Hartley Magazine

All the latest news, hints, tips and advice from our experts

Taking Care of Plants in Winter

The only way to get through January, is to think of spring! Those long dark days and evening are the ideal ‘Preparation Time’ for warmer days ahead, it’s a chance to browse through seed catalogues or websites and order anything from an ever increasing choice of new vegetable varieties so you are ready for seed sowing to buying garden furniture in the sales! It is get ready for seed sowing – spring is not far away! Do you have enough flower pots and seed trays? Are the ones you have in store, clean and ready for use? All essential equipment should be ‘standing by’ and ready for action.

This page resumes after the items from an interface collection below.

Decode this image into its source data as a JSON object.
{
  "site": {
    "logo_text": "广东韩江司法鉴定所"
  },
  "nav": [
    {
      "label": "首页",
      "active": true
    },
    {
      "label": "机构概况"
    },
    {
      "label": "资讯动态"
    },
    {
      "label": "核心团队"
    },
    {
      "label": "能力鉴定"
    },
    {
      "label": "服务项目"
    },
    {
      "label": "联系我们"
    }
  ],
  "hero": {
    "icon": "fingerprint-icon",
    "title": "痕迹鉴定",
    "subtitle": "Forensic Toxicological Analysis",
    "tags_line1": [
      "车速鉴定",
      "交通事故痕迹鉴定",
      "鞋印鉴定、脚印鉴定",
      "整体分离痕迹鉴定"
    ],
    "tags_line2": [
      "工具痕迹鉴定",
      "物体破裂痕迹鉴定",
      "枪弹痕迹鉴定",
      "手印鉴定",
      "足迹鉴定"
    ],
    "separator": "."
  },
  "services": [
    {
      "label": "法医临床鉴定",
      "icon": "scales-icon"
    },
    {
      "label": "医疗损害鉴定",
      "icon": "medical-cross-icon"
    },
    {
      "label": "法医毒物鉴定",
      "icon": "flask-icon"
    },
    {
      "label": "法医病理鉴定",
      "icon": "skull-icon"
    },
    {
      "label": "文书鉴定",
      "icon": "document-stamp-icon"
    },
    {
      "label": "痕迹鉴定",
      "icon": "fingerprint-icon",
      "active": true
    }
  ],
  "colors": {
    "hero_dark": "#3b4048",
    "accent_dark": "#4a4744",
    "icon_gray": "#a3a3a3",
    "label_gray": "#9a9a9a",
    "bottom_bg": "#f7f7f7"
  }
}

Use the time to walk round the garden, listing plants that need moving, pruning out branches affected by ‘coral spot’ and noting design changes to be implemented in the future. Installing lighting in the green house has been very useful and I thoroughly recommend it. I’ve spent several hours making a list of things to do for spring, there are plenty of plants that need ‘potting on’, loose slabs to relay in the central path and the compost in a greenhouse bed that has produced several great crops of tomatoes over the last couple of years, needs digging out and replacing. It is worth starting a garden diary if you have never done so before. Making a note of varieties, flowering times, productivity, this will be invaluable in the future in helping you to decide which plants flourish in your garden and those that don’t!

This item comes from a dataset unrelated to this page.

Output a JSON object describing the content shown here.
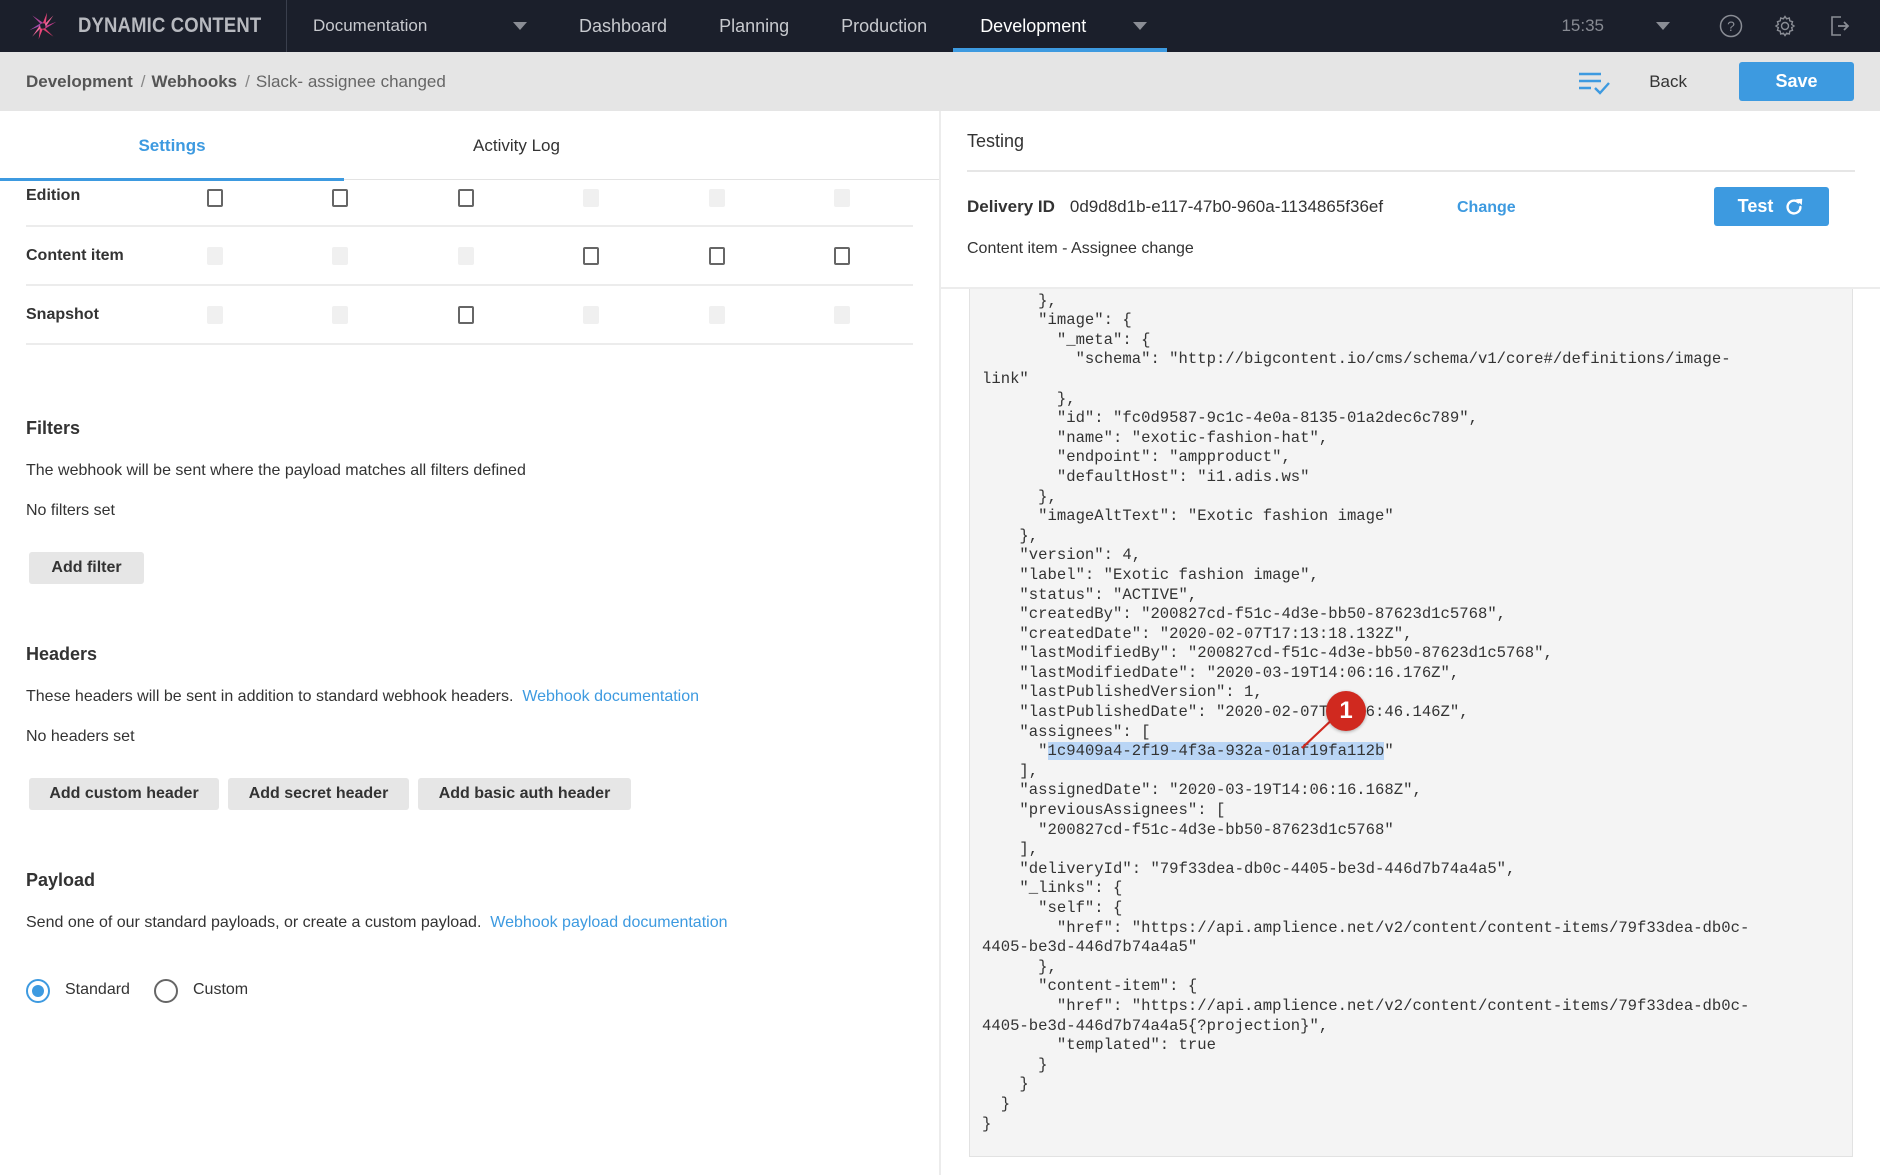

Peaches, almonds, apricots or nectarines grown outdoors are particularly vulnerable to ‘peach leaf curl’ at this time of year. It’s a fungus that forms red pustules on the leaves which distort and eventually fall and though they are replaced, the tree is weakened over time. Plants should be protected with a plastic or glass cover that does not touch the leaves, from January to mid May. Wall grown plants should have the top and front covered and there should be a gap at the base and sides for ventilation and so insects can enter, adding to the efficiency of hand pollination. Trees can be covered with a wigwam of canes covered in plastic and held together with clothes pegs. Plants that do become infected should be sprayed with liquid seaweed, fed with general fertiliser when growth starts and kept well watered to help them recover. Spraying with copper fungicide from late January or early February as the buds start to swell and again fourteen days later, before they open and again at leaf fall is helpful too.

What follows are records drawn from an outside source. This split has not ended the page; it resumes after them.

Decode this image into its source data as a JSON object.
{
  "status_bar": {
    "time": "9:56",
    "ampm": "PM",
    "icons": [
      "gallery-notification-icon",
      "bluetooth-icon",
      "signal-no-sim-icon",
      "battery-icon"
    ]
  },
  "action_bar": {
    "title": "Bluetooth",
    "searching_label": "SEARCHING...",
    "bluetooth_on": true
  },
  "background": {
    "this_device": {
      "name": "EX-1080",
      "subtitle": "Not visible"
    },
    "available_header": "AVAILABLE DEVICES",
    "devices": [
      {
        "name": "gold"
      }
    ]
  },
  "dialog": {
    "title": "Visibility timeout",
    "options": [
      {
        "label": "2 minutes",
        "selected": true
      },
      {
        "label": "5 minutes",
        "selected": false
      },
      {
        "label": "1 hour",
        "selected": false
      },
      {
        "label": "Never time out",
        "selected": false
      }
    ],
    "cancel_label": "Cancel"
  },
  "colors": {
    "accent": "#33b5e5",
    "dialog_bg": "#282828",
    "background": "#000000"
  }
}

My collection of heritage gooseberry and red currant varieties has been lifted and ‘heeled in’ – planted at a low angle with the roots covered with soil, as you see in the picture, until the current frosty period has passed, the ground is less waterlogged and conditions are right for re-planting – bring on the spring! Here’s to good health and good gardening in 2009!